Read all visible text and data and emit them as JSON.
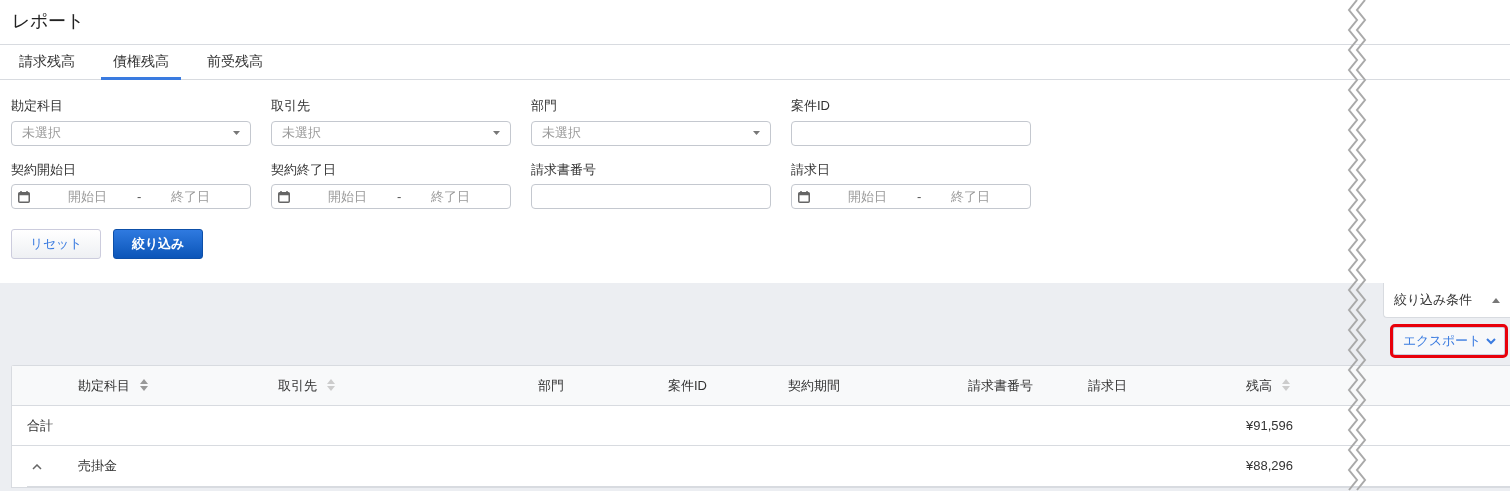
{
  "page": {
    "title": "レポート"
  },
  "tabs": [
    {
      "label": "請求残高",
      "selected": false
    },
    {
      "label": "債権残高",
      "selected": true
    },
    {
      "label": "前受残高",
      "selected": false
    }
  ],
  "filters": [
    {
      "label": "勘定科目",
      "kind": "select",
      "placeholder": "未選択"
    },
    {
      "label": "取引先",
      "kind": "select",
      "placeholder": "未選択"
    },
    {
      "label": "部門",
      "kind": "select",
      "placeholder": "未選択"
    },
    {
      "label": "案件ID",
      "kind": "text"
    },
    {
      "label": "契約開始日",
      "kind": "daterange",
      "start_placeholder": "開始日",
      "separator": "-",
      "end_placeholder": "終了日"
    },
    {
      "label": "契約終了日",
      "kind": "daterange",
      "start_placeholder": "開始日",
      "separator": "-",
      "end_placeholder": "終了日"
    },
    {
      "label": "請求書番号",
      "kind": "text"
    },
    {
      "label": "請求日",
      "kind": "daterange",
      "start_placeholder": "開始日",
      "separator": "-",
      "end_placeholder": "終了日"
    }
  ],
  "buttons": [
    {
      "label": "リセット",
      "kind": "secondary"
    },
    {
      "label": "絞り込み",
      "kind": "primary"
    }
  ],
  "filter_toggle": {
    "label": "絞り込み条件",
    "expanded": true
  },
  "export_button": {
    "label": "エクスポート",
    "highlighted": true
  },
  "table": {
    "columns": [
      {
        "label": "勘定科目",
        "sortable": true,
        "sorted": true
      },
      {
        "label": "取引先",
        "sortable": true,
        "sorted": false
      },
      {
        "label": "部門"
      },
      {
        "label": "案件ID"
      },
      {
        "label": "契約期間"
      },
      {
        "label": "請求書番号"
      },
      {
        "label": "請求日"
      },
      {
        "label": "残高",
        "sortable": true,
        "sorted": false
      }
    ],
    "rows": [
      {
        "kind": "total",
        "label": "合計",
        "balance": "¥91,596"
      },
      {
        "kind": "group",
        "expanded": true,
        "account": "売掛金",
        "balance": "¥88,296"
      }
    ]
  }
}
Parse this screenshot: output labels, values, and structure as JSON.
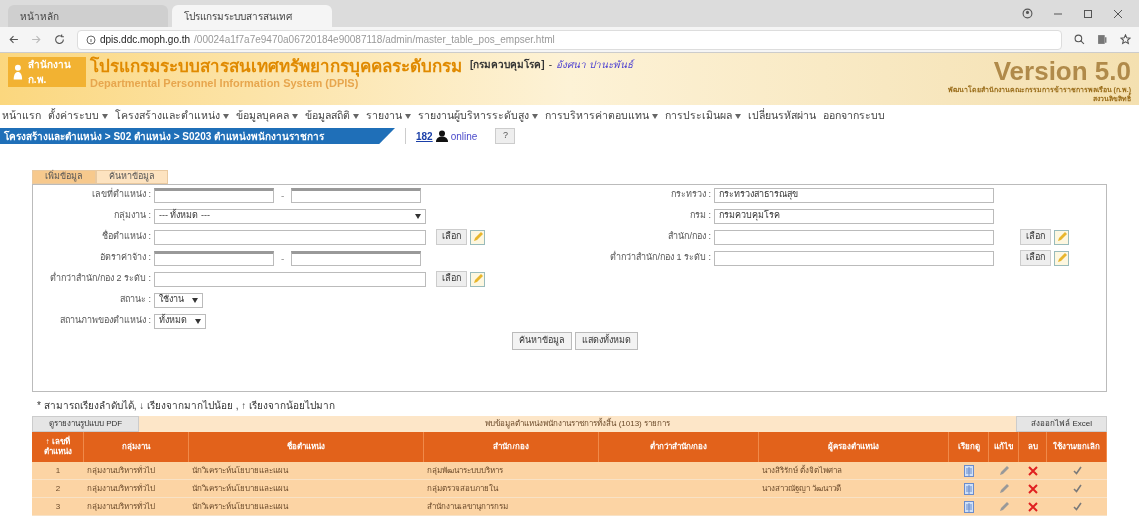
{
  "browser": {
    "tabs": [
      {
        "label": "หน้าหลัก",
        "selected": false
      },
      {
        "label": "โปรแกรมระบบสารสนเทศ",
        "selected": true
      }
    ],
    "url_host": "dpis.ddc.moph.go.th",
    "url_path": "/00024a1f7a7e9470a06720184e90087118/admin/master_table_pos_empser.html"
  },
  "header": {
    "logo_text": "สำนักงาน ก.พ.",
    "title": "โปรแกรมระบบสารสนเทศทรัพยากรบุคคลระดับกรม",
    "subtitle": "Departmental Personnel Information System (DPIS)",
    "org": "[กรมควบคุมโรค]",
    "separator": "-",
    "user": "อังศนา ปานะพันธ์",
    "version": "Version 5.0",
    "version_note": "พัฒนาโดยสำนักงานคณะกรรมการข้าราชการพลเรือน (ก.พ.)",
    "version_note2": "สงวนลิขสิทธิ์"
  },
  "menu": [
    {
      "label": "หน้าแรก",
      "dropdown": false
    },
    {
      "label": "ตั้งค่าระบบ",
      "dropdown": true
    },
    {
      "label": "โครงสร้างและตำแหน่ง",
      "dropdown": true
    },
    {
      "label": "ข้อมูลบุคคล",
      "dropdown": true
    },
    {
      "label": "ข้อมูลสถิติ",
      "dropdown": true
    },
    {
      "label": "รายงาน",
      "dropdown": true
    },
    {
      "label": "รายงานผู้บริหารระดับสูง",
      "dropdown": true
    },
    {
      "label": "การบริหารค่าตอบแทน",
      "dropdown": true
    },
    {
      "label": "การประเมินผล",
      "dropdown": true
    },
    {
      "label": "เปลี่ยนรหัสผ่าน",
      "dropdown": false
    },
    {
      "label": "ออกจากระบบ",
      "dropdown": false
    }
  ],
  "breadcrumb": "โครงสร้างและตำแหน่ง > S02 ตำแหน่ง > S0203 ตำแหน่งพนักงานราชการ",
  "online": {
    "count": "182",
    "label": "online"
  },
  "help": "?",
  "form_tabs": [
    {
      "label": "เพิ่มข้อมูล",
      "selected": true
    },
    {
      "label": "ค้นหาข้อมูล",
      "selected": false
    }
  ],
  "form_left": [
    {
      "label": "เลขที่ตำแหน่ง :",
      "kind": "range",
      "separator": "-"
    },
    {
      "label": "กลุ่มงาน :",
      "kind": "select",
      "value": "--- ทั้งหมด ---"
    },
    {
      "label": "ชื่อตำแหน่ง :",
      "kind": "picker",
      "button": "เลือก"
    },
    {
      "label": "อัตราค่าจ้าง :",
      "kind": "range",
      "separator": "-"
    },
    {
      "label": "ต่ำกว่าสำนัก/กอง 2 ระดับ :",
      "kind": "picker",
      "button": "เลือก"
    },
    {
      "label": "สถานะ :",
      "kind": "small_select",
      "value": "ใช้งาน"
    },
    {
      "label": "สถานภาพของตำแหน่ง :",
      "kind": "small_select",
      "value": "ทั้งหมด"
    }
  ],
  "form_right": [
    {
      "label": "กระทรวง :",
      "kind": "text",
      "value": "กระทรวงสาธารณสุข"
    },
    {
      "label": "กรม :",
      "kind": "text",
      "value": "กรมควบคุมโรค"
    },
    {
      "label": "สำนัก/กอง :",
      "kind": "picker",
      "button": "เลือก"
    },
    {
      "label": "ต่ำกว่าสำนัก/กอง 1 ระดับ :",
      "kind": "picker",
      "button": "เลือก"
    }
  ],
  "form_buttons": [
    "ค้นหาข้อมูล",
    "แสดงทั้งหมด"
  ],
  "sort_note": "* สามารถเรียงลำดับได้, ↓ เรียงจากมากไปน้อย , ↑ เรียงจากน้อยไปมาก",
  "pdf_button": "ดูรายงานรูปแบบ PDF",
  "result_text": "พบข้อมูลตำแหน่งพนักงานราชการทั้งสิ้น (1013) รายการ",
  "excel_button": "ส่งออกไฟล์ Excel",
  "table": {
    "columns": [
      "↑ เลขที่ตำแหน่ง",
      "กลุ่มงาน",
      "ชื่อตำแหน่ง",
      "สำนัก/กอง",
      "ต่ำกว่าสำนัก/กอง",
      "ผู้ครองตำแหน่ง",
      "เรียกดู",
      "แก้ไข",
      "ลบ",
      "ใช้งาน/ยกเลิก"
    ],
    "rows": [
      {
        "cells": [
          "1",
          "กลุ่มงานบริหารทั่วไป",
          "นักวิเคราะห์นโยบายและแผน",
          "กลุ่มพัฒนาระบบบริหาร",
          "",
          "นางสิริรักษ์ ตั้งจิตไพศาล"
        ],
        "active": true
      },
      {
        "cells": [
          "2",
          "กลุ่มงานบริหารทั่วไป",
          "นักวิเคราะห์นโยบายและแผน",
          "กลุ่มตรวจสอบภายใน",
          "",
          "นางสาวณัฐญา วัฒนาวดี"
        ],
        "active": true
      },
      {
        "cells": [
          "3",
          "กลุ่มงานบริหารทั่วไป",
          "นักวิเคราะห์นโยบายและแผน",
          "สำนักงานเลขานุการกรม",
          "",
          ""
        ],
        "active": true
      }
    ]
  }
}
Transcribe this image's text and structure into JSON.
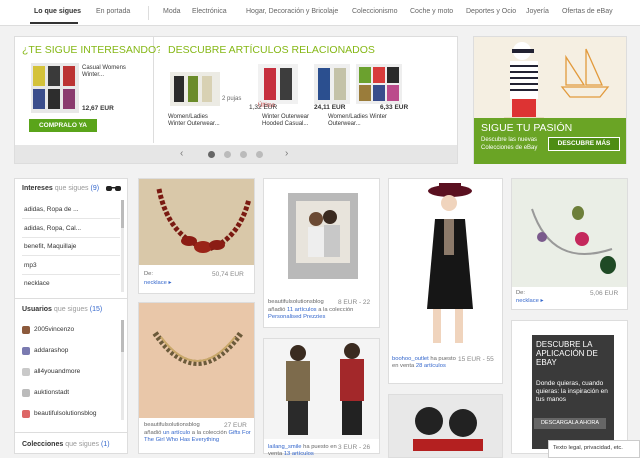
{
  "nav": {
    "items": [
      "Lo que sigues",
      "En portada",
      "Moda",
      "Electrónica",
      "Hogar, Decoración y Bricolaje",
      "Coleccionismo",
      "Coche y moto",
      "Deportes y Ocio",
      "Joyería",
      "Ofertas de eBay"
    ]
  },
  "recommended": {
    "heading": "¿TE SIGUE INTERESANDO?",
    "item_title": "Casual Womens Winter...",
    "price": "12,67 EUR",
    "button": "COMPRALO YA"
  },
  "related": {
    "heading": "DESCUBRE ARTÍCULOS RELACIONADOS",
    "items": [
      {
        "title": "Women/Ladies Winter Outerwear...",
        "price": "",
        "note": "2 pujas"
      },
      {
        "title": "Winter Outerwear Hooded Casual...",
        "price": "1,32 EUR",
        "note": "Último"
      },
      {
        "title": "Women/Ladies Winter Outerwear...",
        "price": "24,11 EUR",
        "note": ""
      },
      {
        "title": "",
        "price": "6,33 EUR",
        "note": ""
      }
    ]
  },
  "carousel": {
    "prev": "‹",
    "next": "›",
    "dots": 4,
    "active_dot": 0
  },
  "passion": {
    "title": "SIGUE TU PASIÓN",
    "text": "Descubre las nuevas Colecciones de eBay",
    "button": "DESCUBRE MÁS"
  },
  "sidebar": {
    "interests_title": "Intereses",
    "interests_suffix": "que sigues",
    "interests_count": "(9)",
    "interests": [
      "adidas, Ropa de ...",
      "adidas, Ropa, Cal...",
      "benefit, Maquillaje",
      "mp3",
      "necklace"
    ],
    "users_title": "Usuarios",
    "users_suffix": "que sigues",
    "users_count": "(15)",
    "users": [
      "2005vincenzo",
      "addarashop",
      "all4youandmore",
      "auktionstadt",
      "beautifulsolutionsblog"
    ],
    "collections_title": "Colecciones",
    "collections_suffix": "que sigues",
    "collections_count": "(1)"
  },
  "cards": {
    "c1": {
      "prefix": "De",
      "link": "necklace",
      "price": "50,74 EUR"
    },
    "c2": {
      "user": "beautifulsolutionsblog",
      "action": "añadió",
      "link1": "11 artículos",
      "mid": "a la colección",
      "link2": "Personalised Prezzies",
      "price": "8 EUR - 22"
    },
    "c3": {
      "user": "beautifulsolutionsblog",
      "action": "añadió",
      "link1": "un artículo",
      "mid": "a la colección",
      "link2": "Gifts For The Girl Who Has Everything",
      "price": "27 EUR"
    },
    "c4": {
      "user": "lailang_smile",
      "action": "ha puesto en venta",
      "link1": "13 artículos",
      "price": "3 EUR - 26"
    },
    "c5": {
      "user": "boohoo_outlet",
      "action": "ha puesto en venta",
      "link1": "28 artículos",
      "price": "15 EUR - 55"
    },
    "c6": {
      "prefix": "De",
      "link": "necklace",
      "price": "5,06 EUR"
    },
    "c7": {
      "title": "DESCUBRE LA APLICACIÓN DE EBAY",
      "text": "Donde quieras, cuando quieras: la inspiración en tus manos",
      "button": "DESCARGALA AHORA"
    }
  },
  "footer": {
    "legal": "Texto legal, privacidad, etc."
  },
  "colors": {
    "accent": "#86b817",
    "button_green": "#5aa41a",
    "link": "#3366cc"
  }
}
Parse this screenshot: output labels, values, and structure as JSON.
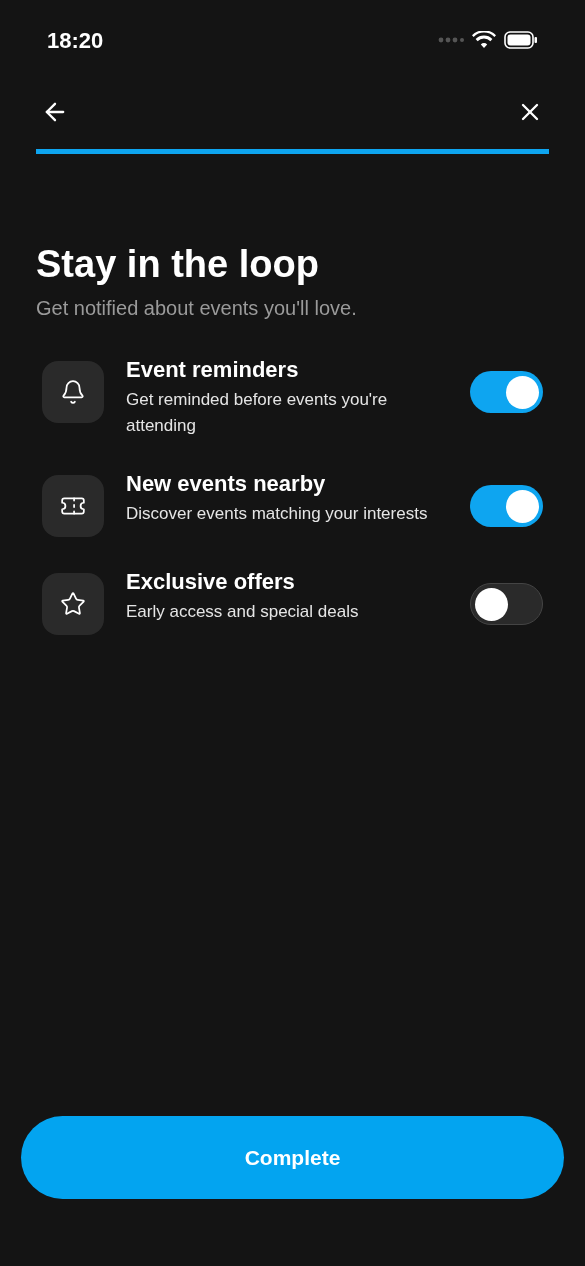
{
  "status_bar": {
    "time": "18:20"
  },
  "progress": {
    "level": 1
  },
  "title": "Stay in the loop",
  "subtitle": "Get notified about events you'll love.",
  "options": [
    {
      "kind": "bell",
      "title": "Event reminders",
      "description": "Get reminded before events you're attending",
      "on": true
    },
    {
      "kind": "ticket",
      "title": "New events nearby",
      "description": "Discover events matching your interests",
      "on": true
    },
    {
      "kind": "star",
      "title": "Exclusive offers",
      "description": "Early access and special deals",
      "on": false
    }
  ],
  "button": "Complete"
}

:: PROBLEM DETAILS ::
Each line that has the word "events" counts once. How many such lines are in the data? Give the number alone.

:: PROBLEM SOLUTION ::
4